Neither a short story nor a novel. The size of the book in pages (as I read in Kindle format where I cannot the physically feel the book) does not qualify for the criteria of a novel. The style and theme of the writing is like that of a short story. As a result, what you get is a very short novel which touches you like a short story. The English translation of Dominique Fabre's novel tells the last few days in the professional life of Pierre, a bartender working in a nondescript bar somewhere on the banks of Seine.
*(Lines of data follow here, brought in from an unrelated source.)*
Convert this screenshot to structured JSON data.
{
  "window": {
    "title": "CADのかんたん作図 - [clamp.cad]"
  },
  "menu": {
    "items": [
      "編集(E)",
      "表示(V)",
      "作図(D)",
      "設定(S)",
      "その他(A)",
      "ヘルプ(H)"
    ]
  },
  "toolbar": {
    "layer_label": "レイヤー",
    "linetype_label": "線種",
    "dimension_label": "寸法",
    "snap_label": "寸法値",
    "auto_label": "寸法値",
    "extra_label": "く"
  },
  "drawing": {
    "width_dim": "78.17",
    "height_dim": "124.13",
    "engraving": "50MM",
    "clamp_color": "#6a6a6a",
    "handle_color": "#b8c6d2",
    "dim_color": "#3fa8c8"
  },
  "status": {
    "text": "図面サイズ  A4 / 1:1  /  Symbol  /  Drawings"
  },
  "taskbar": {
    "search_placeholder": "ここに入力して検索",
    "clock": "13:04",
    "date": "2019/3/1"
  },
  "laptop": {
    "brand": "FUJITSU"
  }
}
They say your entire life flashes before you die. Pierre is not dying. But the career is ending. At advanced age, Pierre is ready to retire. When his employer decides to take off on a whim without informing anyone and leaving Pierre to take care of everything, the latter revisits his life through reveries. So you have Pierre doing daily chores, giving confidence to his colleagues and consoling the employer's wife while his life flashes by him.
Having lived in Paris, I have no respect lost for the waiters and the bartenders. But Pierre's life through Fabre's narration evoke pathos for this creed. I wouldn't call it heavy on emotions. The writing is fluid. The novel is short. So this provides a welcome diversion from the heavies or the superficial stuff you read.
Tags: Books,Dominique Fabre